Exercise aim
The answer must consist of every line in the data below that holds the word "plays".

******************************

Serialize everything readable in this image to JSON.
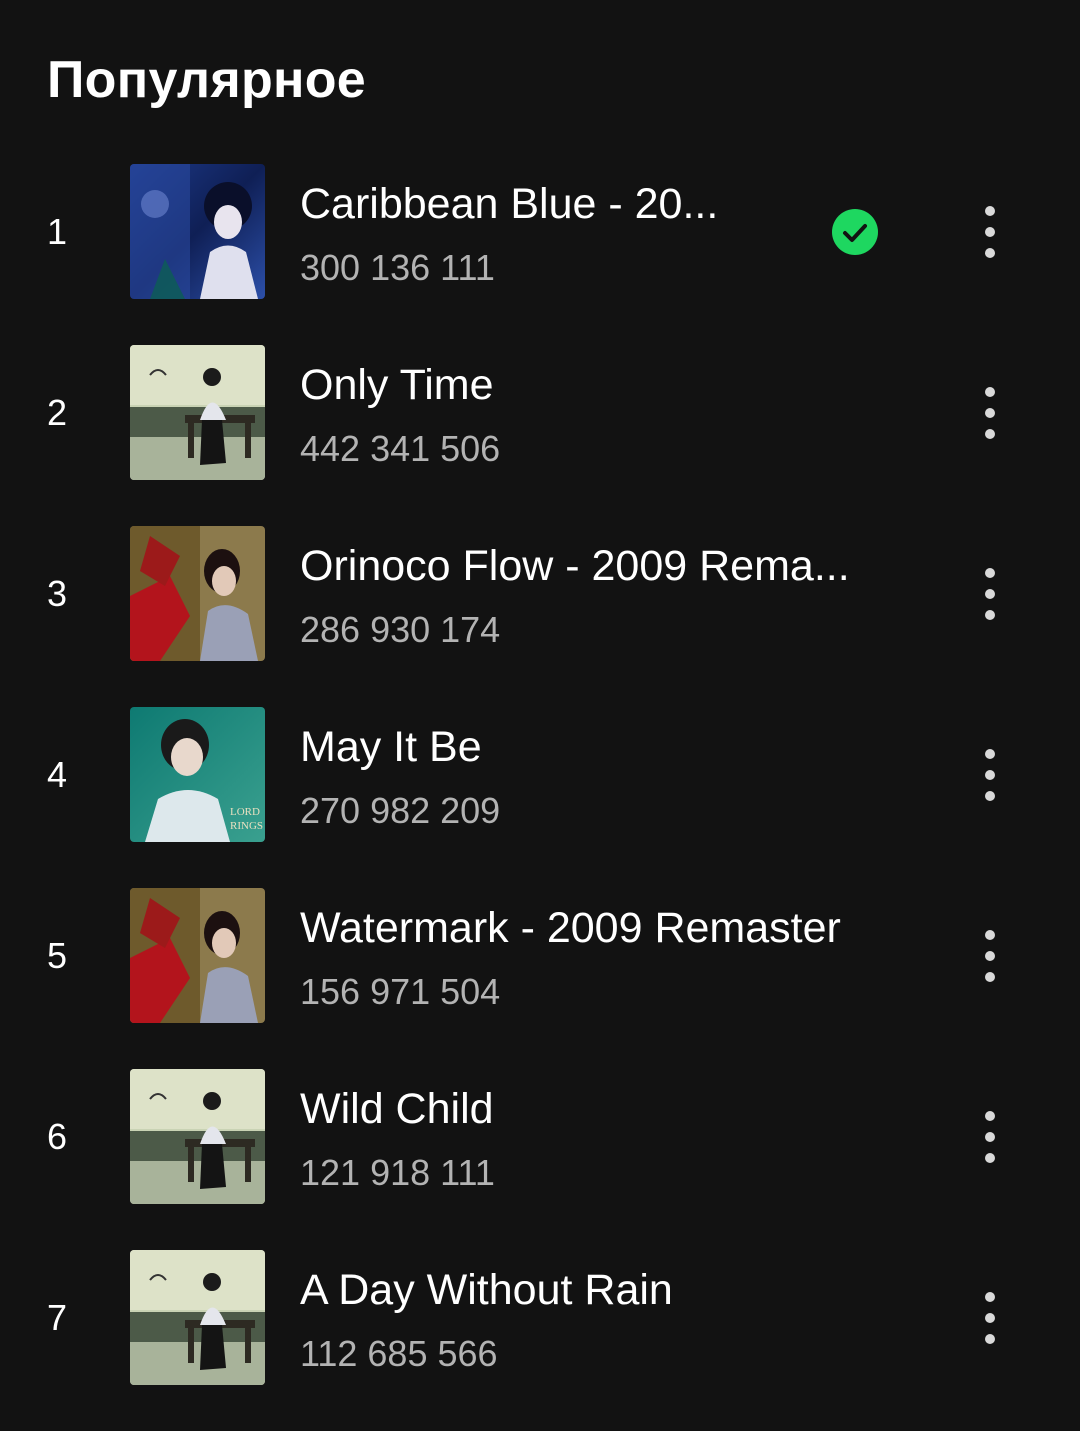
{
  "section": {
    "title": "Популярное"
  },
  "tracks": [
    {
      "rank": "1",
      "title": "Caribbean Blue - 20...",
      "plays": "300 136 111",
      "cover": "watermark-blue-cover",
      "downloaded": true
    },
    {
      "rank": "2",
      "title": "Only Time",
      "plays": "442 341 506",
      "cover": "a-day-without-rain-cover",
      "downloaded": false
    },
    {
      "rank": "3",
      "title": "Orinoco Flow - 2009 Rema...",
      "plays": "286 930 174",
      "cover": "watermark-red-cover",
      "downloaded": false
    },
    {
      "rank": "4",
      "title": "May It Be",
      "plays": "270 982 209",
      "cover": "lord-of-the-rings-cover",
      "downloaded": false
    },
    {
      "rank": "5",
      "title": "Watermark - 2009 Remaster",
      "plays": "156 971 504",
      "cover": "watermark-red-cover",
      "downloaded": false
    },
    {
      "rank": "6",
      "title": "Wild Child",
      "plays": "121 918 111",
      "cover": "a-day-without-rain-cover",
      "downloaded": false
    },
    {
      "rank": "7",
      "title": "A Day Without Rain",
      "plays": "112 685 566",
      "cover": "a-day-without-rain-cover",
      "downloaded": false
    }
  ],
  "colors": {
    "background": "#121212",
    "accent_green": "#1ed760",
    "secondary_text": "#b3b3b3"
  },
  "icons": {
    "downloaded": "checkmark-circle-icon",
    "more": "more-options-icon"
  }
}
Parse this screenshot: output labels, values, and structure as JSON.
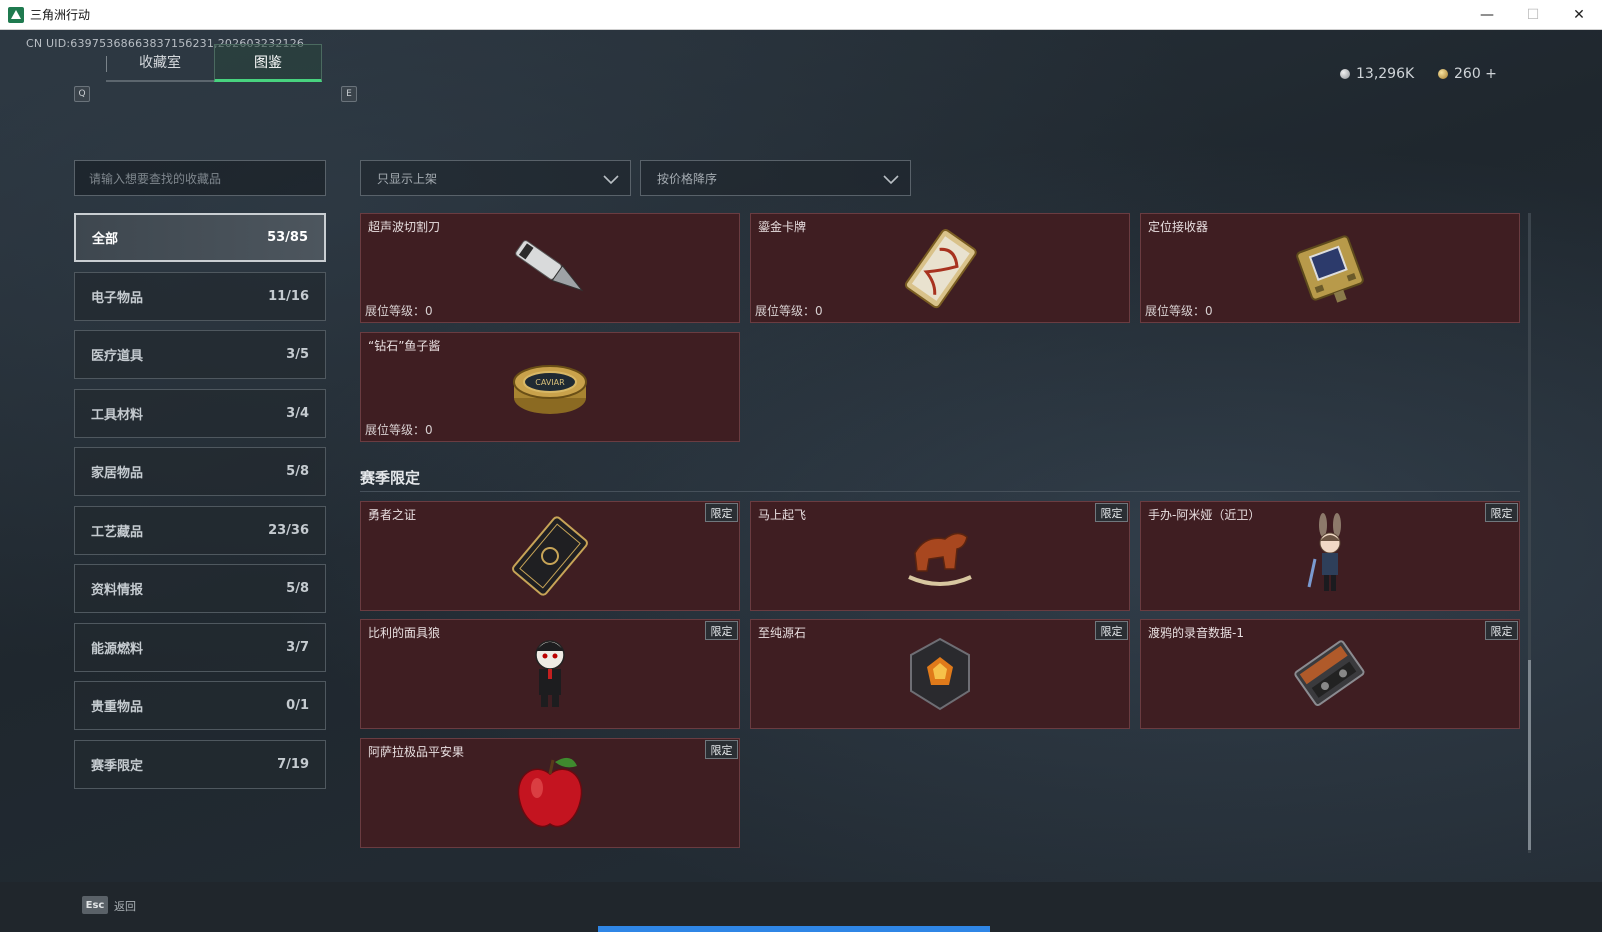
{
  "window": {
    "title": "三角洲行动",
    "minimize": "—",
    "maximize": "☐",
    "close": "✕"
  },
  "header": {
    "uid": "CN UID:6397536866383715б231,202603232126",
    "key_left": "Q",
    "key_right": "E",
    "tabs": [
      {
        "label": "收藏室"
      },
      {
        "label": "图鉴"
      }
    ],
    "currency_silver": "13,296K",
    "currency_gold": "260 +"
  },
  "search": {
    "placeholder": "请输入想要查找的收藏品"
  },
  "filters": {
    "listed_only": "只显示上架",
    "sort": "按价格降序"
  },
  "categories": [
    {
      "label": "全部",
      "count": "53/85"
    },
    {
      "label": "电子物品",
      "count": "11/16"
    },
    {
      "label": "医疗道具",
      "count": "3/5"
    },
    {
      "label": "工具材料",
      "count": "3/4"
    },
    {
      "label": "家居物品",
      "count": "5/8"
    },
    {
      "label": "工艺藏品",
      "count": "23/36"
    },
    {
      "label": "资料情报",
      "count": "5/8"
    },
    {
      "label": "能源燃料",
      "count": "3/7"
    },
    {
      "label": "贵重物品",
      "count": "0/1"
    },
    {
      "label": "赛季限定",
      "count": "7/19"
    }
  ],
  "items": [
    {
      "name": "超声波切割刀",
      "level": "展位等级：0",
      "icon": "ultrasonic-knife-icon"
    },
    {
      "name": "鎏金卡牌",
      "level": "展位等级：0",
      "icon": "gilded-card-icon"
    },
    {
      "name": "定位接收器",
      "level": "展位等级：0",
      "icon": "locator-receiver-icon"
    },
    {
      "name": "“钻石”鱼子酱",
      "level": "展位等级：0",
      "icon": "caviar-tin-icon",
      "tin_label": "CAVIAR"
    }
  ],
  "season": {
    "title": "赛季限定",
    "tag": "限定",
    "items": [
      {
        "name": "勇者之证",
        "icon": "hero-card-icon"
      },
      {
        "name": "马上起飞",
        "icon": "rocking-horse-icon"
      },
      {
        "name": "手办-阿米娅（近卫）",
        "icon": "amiya-figure-icon"
      },
      {
        "name": "比利的面具狼",
        "icon": "billy-puppet-icon"
      },
      {
        "name": "至纯源石",
        "icon": "originium-icon"
      },
      {
        "name": "渡鸦的录音数据-1",
        "icon": "tape-recorder-icon"
      },
      {
        "name": "阿萨拉极品平安果",
        "icon": "red-apple-icon"
      }
    ]
  },
  "footer": {
    "esc": "Esc",
    "back": "返回"
  },
  "loading_progress": 1.0,
  "colors": {
    "accent": "#48d37f",
    "card_bg": "#3f1e22",
    "progress": "#2f86e6"
  }
}
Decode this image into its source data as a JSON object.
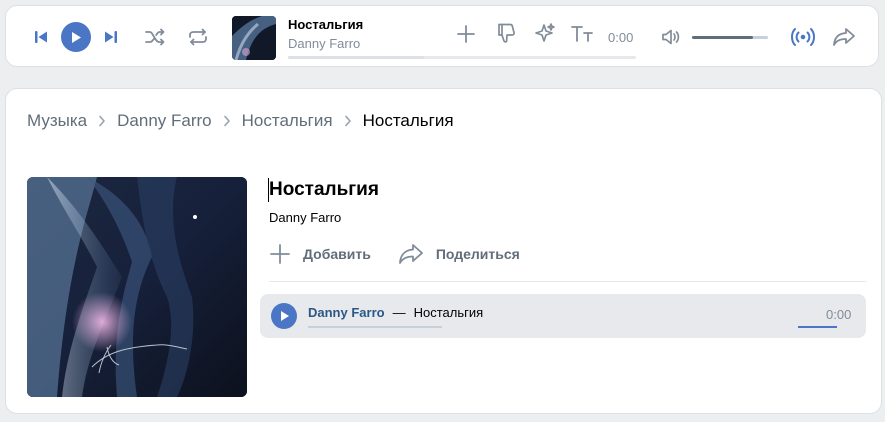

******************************

Result of this task
      "plays": "300 136 111",
      "plays": "442 341 506",
      "plays": "286 930 174",
      "plays": "270 982 209",
      "plays": "156 971 504",
      "plays": "121 918 111",
      "plays": "112 685 566",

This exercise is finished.